South Fork Coos River
|South Fork Coos River|
|Name origin: Indian name for a native tribe living near Coos Bay |
|Source||confluence of the Williams River with Tioga Creek|
|- location||eastern Coos County, Southern Oregon Coast Range|
|- elevation||507 ft (155 m) |
|- location||downstream of Dellwood|
|- elevation||13 ft (4 m) |
|- coordinates||Coordinates: |
|Length||32 mi (51 km) |
The South Fork Coos River is a tributary, about 32 miles (51 km) long, of the Coos River in the U.S. state of Oregon. Formed by the confluence of the Williams River and Tioga Creek, it begins in eastern Coos County near the Douglas County line and flows generally northwest through the Southern Oregon Coast Range. East of the city of Coos Bay, it joins the Millicoma River to form the Coos River. This larger river, only about 5 miles (8 km) long, empties into the eastern end of Coos Bay, which connects to the Pacific Ocean.
From its source, the river flows north through forests, receiving Mink Creek from the left. About 3 miles (5 km) further downstream, the river turns west, and Fall Creek enters from the right. Over the next stretch, Coal and Fannin creeks enter from the left and Elk Creek from the right. The river then turns south before Rock Crusher and Burma creeks enter from the left at about river mile (RM) 20 or river kilometer (RK) 32. Turning west, the river receives Cox Creek from the left.
After the river turns north again, it receives Big Creek from the right then meanders west, receiving East and West creeks from the right and Salmon Creek from the left at about RM 9 (RK 14). Over the next stretch, McKnight Creek enters from the right before the river reaches the community of Dellwood, which is on the right. Bessey Creek enters from the right and then Rogers Creek from the right about 4 miles (6 km) from the mouth. Morgan Creek enters from the left before the West Fork Coos River passes under Landrith Bridge and South Coos River Lane and meets the Millicoma River. South Coos River Lane runs along the stream to the vicinity of Dellwood, and the rest of the river is accessible by logging roads.

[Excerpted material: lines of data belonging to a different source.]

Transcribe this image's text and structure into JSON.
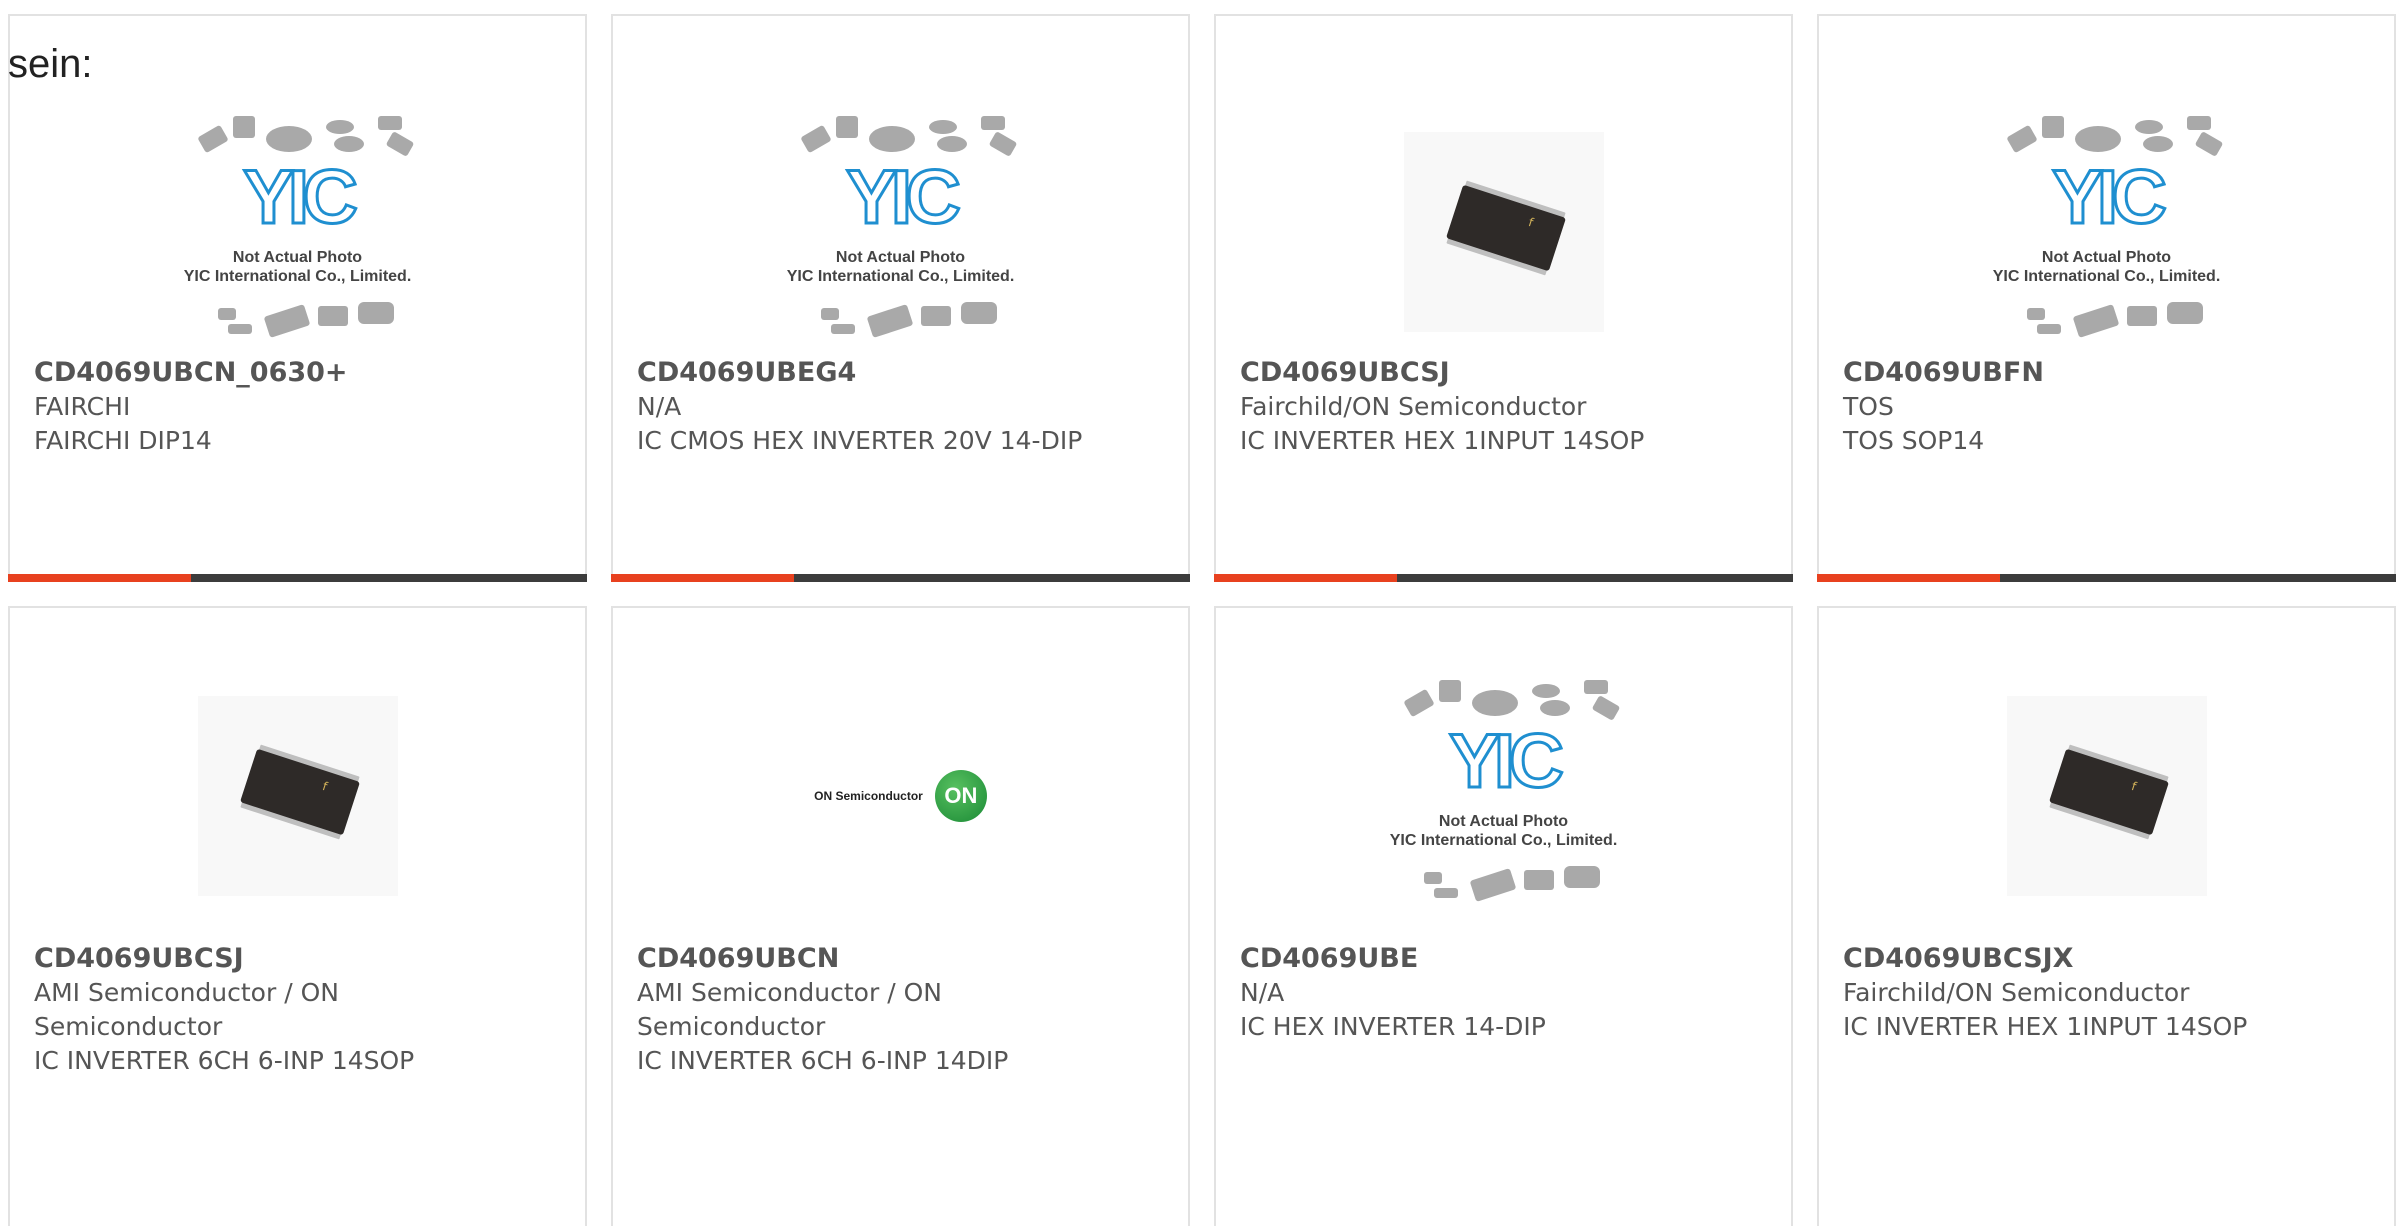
{
  "intro_text": "sein:",
  "placeholder": {
    "caption_line1": "Not Actual Photo",
    "caption_line2": "YIC International Co., Limited."
  },
  "onsemi_text": "ON Semiconductor",
  "onsemi_mark": "ON",
  "products": [
    {
      "part": "CD4069UBCN_0630+",
      "manufacturer": "FAIRCHI",
      "description": "FAIRCHI DIP14",
      "image": "placeholder"
    },
    {
      "part": "CD4069UBEG4",
      "manufacturer": "N/A",
      "description": "IC CMOS HEX INVERTER 20V 14-DIP",
      "image": "placeholder"
    },
    {
      "part": "CD4069UBCSJ",
      "manufacturer": "Fairchild/ON Semiconductor",
      "description": "IC INVERTER HEX 1INPUT 14SOP",
      "image": "soic-chip"
    },
    {
      "part": "CD4069UBFN",
      "manufacturer": "TOS",
      "description": "TOS SOP14",
      "image": "placeholder"
    },
    {
      "part": "CD4069UBCSJ",
      "manufacturer": "AMI Semiconductor / ON Semiconductor",
      "description": "IC INVERTER 6CH 6-INP 14SOP",
      "image": "soic-chip"
    },
    {
      "part": "CD4069UBCN",
      "manufacturer": "AMI Semiconductor / ON Semiconductor",
      "description": "IC INVERTER 6CH 6-INP 14DIP",
      "image": "onsemi-logo"
    },
    {
      "part": "CD4069UBE",
      "manufacturer": "N/A",
      "description": "IC HEX INVERTER 14-DIP",
      "image": "placeholder"
    },
    {
      "part": "CD4069UBCSJX",
      "manufacturer": "Fairchild/ON Semiconductor",
      "description": "IC INVERTER HEX 1INPUT 14SOP",
      "image": "soic-chip"
    }
  ],
  "colors": {
    "accent": "#e8411f",
    "bar": "#3c3c3c",
    "border": "#e2e2e2",
    "text": "#555555"
  }
}
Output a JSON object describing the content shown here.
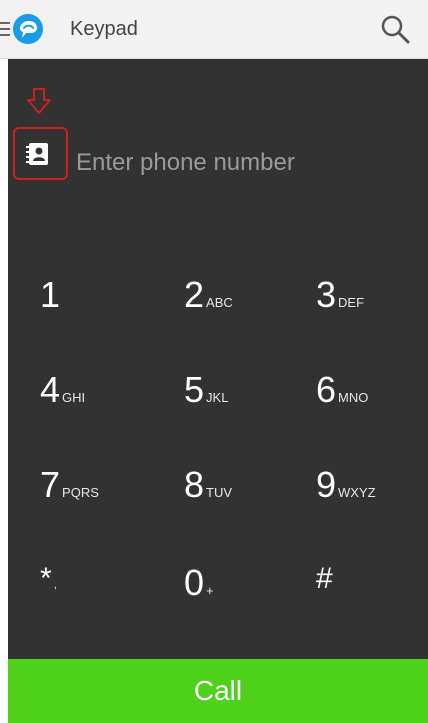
{
  "header": {
    "title": "Keypad",
    "menu_icon": "hamburger-menu-icon",
    "logo_icon": "app-logo-icon",
    "search_icon": "search-icon"
  },
  "dialer": {
    "input_placeholder": "Enter phone number",
    "input_value": "",
    "contact_icon": "contacts-book-icon",
    "annotation_arrow_icon": "down-arrow-icon",
    "keys": [
      {
        "digit": "1",
        "letters": ""
      },
      {
        "digit": "2",
        "letters": "ABC"
      },
      {
        "digit": "3",
        "letters": "DEF"
      },
      {
        "digit": "4",
        "letters": "GHI"
      },
      {
        "digit": "5",
        "letters": "JKL"
      },
      {
        "digit": "6",
        "letters": "MNO"
      },
      {
        "digit": "7",
        "letters": "PQRS"
      },
      {
        "digit": "8",
        "letters": "TUV"
      },
      {
        "digit": "9",
        "letters": "WXYZ"
      },
      {
        "digit": "*",
        "letters": ","
      },
      {
        "digit": "0",
        "letters": "+"
      },
      {
        "digit": "#",
        "letters": ""
      }
    ]
  },
  "call_button": {
    "label": "Call"
  },
  "colors": {
    "header_bg": "#f2f2f2",
    "dialer_bg": "#323232",
    "call_green": "#4fd01a",
    "annotation_red": "#cc1f1f",
    "brand_blue": "#1a9be8"
  }
}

The river supports populations of shad, chinook and coho salmon, steelhead, and coastal cutthroat trout. The Oregon Department of Fish and Wildlife operates a steelhead hatchery near Dellwood. Above Dellwood, the stream is accessible by roads on land owned by Weyerhauser, a timber company, and parking or fishing along the upper river requires a Weyerhouser permit. Below the head of tide at Dellwood, it is possible to fish from the bank near the mouth of Daniels Creek, and boaters can fish the entire lower river.
Whitewater boaters sometimes run a 6.1-mile (9.8 km) stretch of the river beginning about 12 miles (19 km) upstream of Dellwood. Weyerhauser, which owns the land through which this part of the river flows, restricts boating access to weekends only.
- McArthur, p. 228
- Source elevation derived from Google Earth search using GNIS source coordinates.
- "South Fork Coos River". Geographic Names Information System. United States Geological Survey. November 28, 1980. Retrieved April 4, 2011.
- United States Geological Survey. "United States Geological Survey Topographic Map". TopoQuest. Retrieved April 4, 2011. The maps include river mile (RM) markers for the entire length of the river. The markers begin at the mouth of the Coos River, and the South Fork begins between markers 5 and 6. Relevant map quadrangles from mouth to source are Allegany, Daniels Creek, Coos Mountain, Golden Falls, and Tioga.
- Oregon Atlas and Gazetteer (Map) (1991 ed.). DeLorme Mapping. § 33–34. ISBN 978-0-89933-347-2.
- Sheehan, p. 67
- Giordano, pp. 70–71
- Giordano, Pete (2004). Soggy Sneakers: A Paddler's Guide to Oregon's Rivers, 4th ed. Seattle: The Mountaineers Books. ISBN 978-0-89886-815-9.
- McArthur, Lewis A., and McArthur, Lewis L. (2003) . Oregon Geographic Names, 7th ed. Portland: Oregon Historical Society Press. ISBN 0-87595-277-1.
- Sheehan, Madelynne Diness (2005). Fishing in Oregon: The Complete Oregon Fishing Guide, 10th ed. Scappoose, Oregon: Flying Pencil Publications. ISBN 0-916473-15-5.